WHAT YOU ARE ASKED TO DO: Your task is to print all of the entries exactly, though the pictures should not be included.

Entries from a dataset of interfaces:
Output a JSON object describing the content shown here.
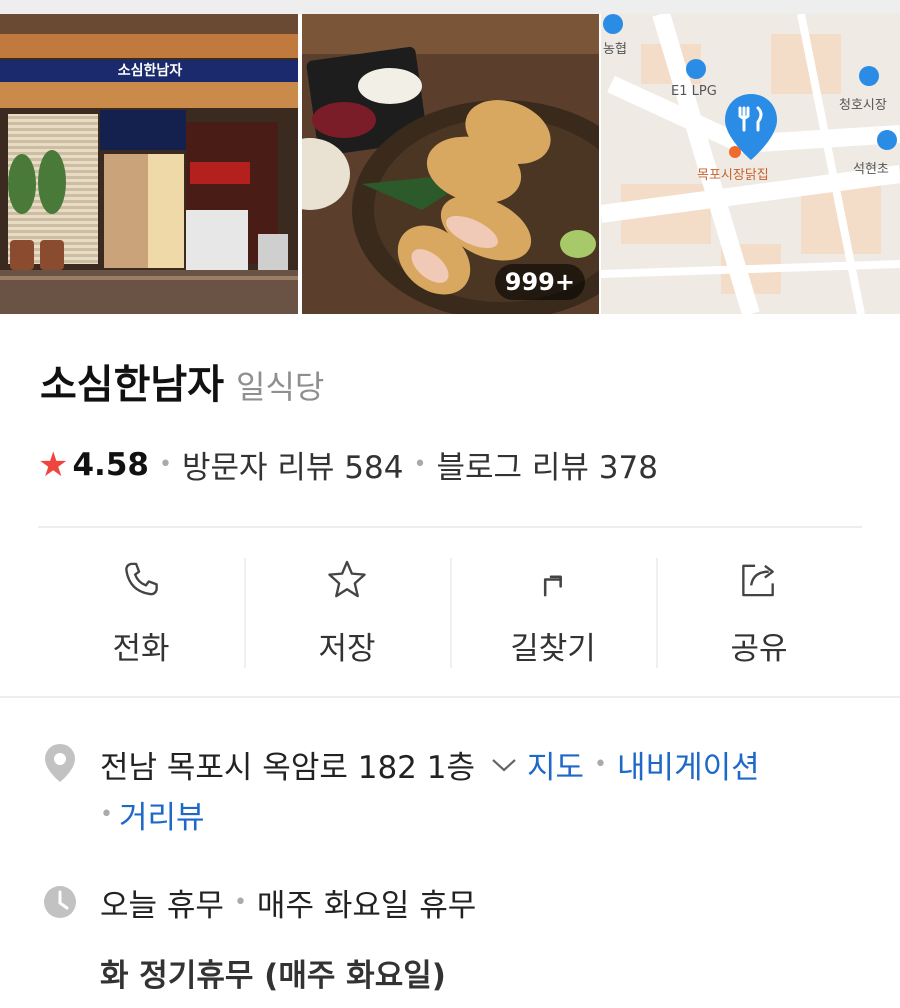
{
  "place": {
    "name": "소심한남자",
    "category": "일식당",
    "rating": "4.58",
    "visitor_reviews": "방문자 리뷰 584",
    "blog_reviews": "블로그 리뷰 378",
    "rating_icon": "star-icon"
  },
  "photos": {
    "storefront_sign": "소심한남자",
    "count_badge": "999+"
  },
  "map_preview": {
    "labels": {
      "lpg": "E1 LPG",
      "market": "청호시장",
      "restaurant": "목포시장닭집",
      "school": "석현초",
      "partial": "농협"
    },
    "pin_color": "#2b8ce6"
  },
  "actions": [
    {
      "label": "전화",
      "icon": "phone-icon"
    },
    {
      "label": "저장",
      "icon": "star-outline-icon"
    },
    {
      "label": "길찾기",
      "icon": "directions-icon"
    },
    {
      "label": "공유",
      "icon": "share-icon"
    }
  ],
  "address": {
    "text": "전남 목포시 옥암로 182 1층",
    "map_link": "지도",
    "nav_link": "내비게이션",
    "street_view_link": "거리뷰",
    "icon": "location-pin-icon"
  },
  "hours": {
    "status": "오늘 휴무",
    "note": "매주 화요일 휴무",
    "detail": "화  정기휴무 (매주 화요일)",
    "icon": "clock-icon"
  },
  "colors": {
    "link": "#1e68c8",
    "star": "#f0443e"
  }
}
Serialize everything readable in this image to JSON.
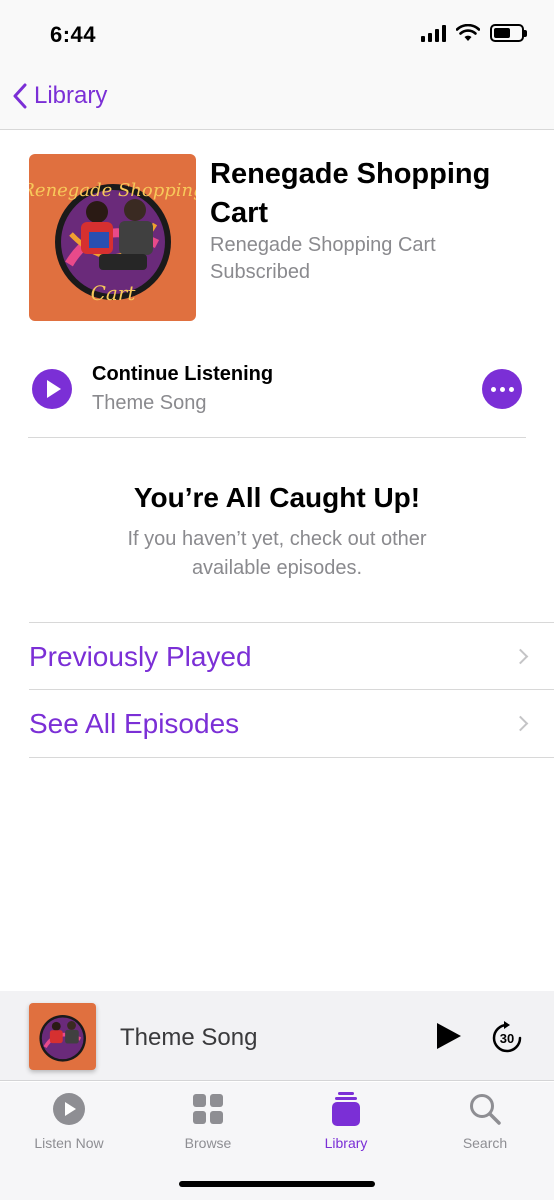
{
  "status_bar": {
    "time": "6:44"
  },
  "nav": {
    "back_label": "Library"
  },
  "podcast": {
    "title": "Renegade Shopping Cart",
    "author": "Renegade Shopping Cart",
    "status": "Subscribed",
    "artwork_text_top": "Renegade Shopping",
    "artwork_text_bottom": "Cart",
    "artwork_bg_color": "#e0703f"
  },
  "continue": {
    "label": "Continue Listening",
    "episode": "Theme Song"
  },
  "caught_up": {
    "title": "You’re All Caught Up!",
    "subtitle": "If you haven’t yet, check out other available episodes."
  },
  "links": [
    {
      "label": "Previously Played"
    },
    {
      "label": "See All Episodes"
    }
  ],
  "mini_player": {
    "title": "Theme Song",
    "skip_label": "30"
  },
  "tabs": [
    {
      "label": "Listen Now",
      "icon": "play-circle-icon",
      "active": false
    },
    {
      "label": "Browse",
      "icon": "grid-icon",
      "active": false
    },
    {
      "label": "Library",
      "icon": "library-stack-icon",
      "active": true
    },
    {
      "label": "Search",
      "icon": "search-icon",
      "active": false
    }
  ],
  "colors": {
    "accent": "#7b2fd6",
    "secondary_text": "#8a8a8e"
  }
}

OUTPUT FOR THIS TASK:
Output a JSON object describing the content shown here.
{
  "place": {
    "name": "소심한남자",
    "category": "일식당",
    "rating": "4.58",
    "visitor_reviews": "방문자 리뷰 584",
    "blog_reviews": "블로그 리뷰 378",
    "rating_icon": "star-icon"
  },
  "photos": {
    "storefront_sign": "소심한남자",
    "count_badge": "999+"
  },
  "map_preview": {
    "labels": {
      "lpg": "E1 LPG",
      "market": "청호시장",
      "restaurant": "목포시장닭집",
      "school": "석현초",
      "partial": "농협"
    },
    "pin_color": "#2b8ce6"
  },
  "actions": [
    {
      "label": "전화",
      "icon": "phone-icon"
    },
    {
      "label": "저장",
      "icon": "star-outline-icon"
    },
    {
      "label": "길찾기",
      "icon": "directions-icon"
    },
    {
      "label": "공유",
      "icon": "share-icon"
    }
  ],
  "address": {
    "text": "전남 목포시 옥암로 182 1층",
    "map_link": "지도",
    "nav_link": "내비게이션",
    "street_view_link": "거리뷰",
    "icon": "location-pin-icon"
  },
  "hours": {
    "status": "오늘 휴무",
    "note": "매주 화요일 휴무",
    "detail": "화  정기휴무 (매주 화요일)",
    "icon": "clock-icon"
  },
  "colors": {
    "link": "#1e68c8",
    "star": "#f0443e"
  }
}
Serialize everything readable in this image to JSON.
{
  "status_bar": {
    "time": "6:44"
  },
  "nav": {
    "back_label": "Library"
  },
  "podcast": {
    "title": "Renegade Shopping Cart",
    "author": "Renegade Shopping Cart",
    "status": "Subscribed",
    "artwork_text_top": "Renegade Shopping",
    "artwork_text_bottom": "Cart",
    "artwork_bg_color": "#e0703f"
  },
  "continue": {
    "label": "Continue Listening",
    "episode": "Theme Song"
  },
  "caught_up": {
    "title": "You’re All Caught Up!",
    "subtitle": "If you haven’t yet, check out other available episodes."
  },
  "links": [
    {
      "label": "Previously Played"
    },
    {
      "label": "See All Episodes"
    }
  ],
  "mini_player": {
    "title": "Theme Song",
    "skip_label": "30"
  },
  "tabs": [
    {
      "label": "Listen Now",
      "icon": "play-circle-icon",
      "active": false
    },
    {
      "label": "Browse",
      "icon": "grid-icon",
      "active": false
    },
    {
      "label": "Library",
      "icon": "library-stack-icon",
      "active": true
    },
    {
      "label": "Search",
      "icon": "search-icon",
      "active": false
    }
  ],
  "colors": {
    "accent": "#7b2fd6",
    "secondary_text": "#8a8a8e"
  }
}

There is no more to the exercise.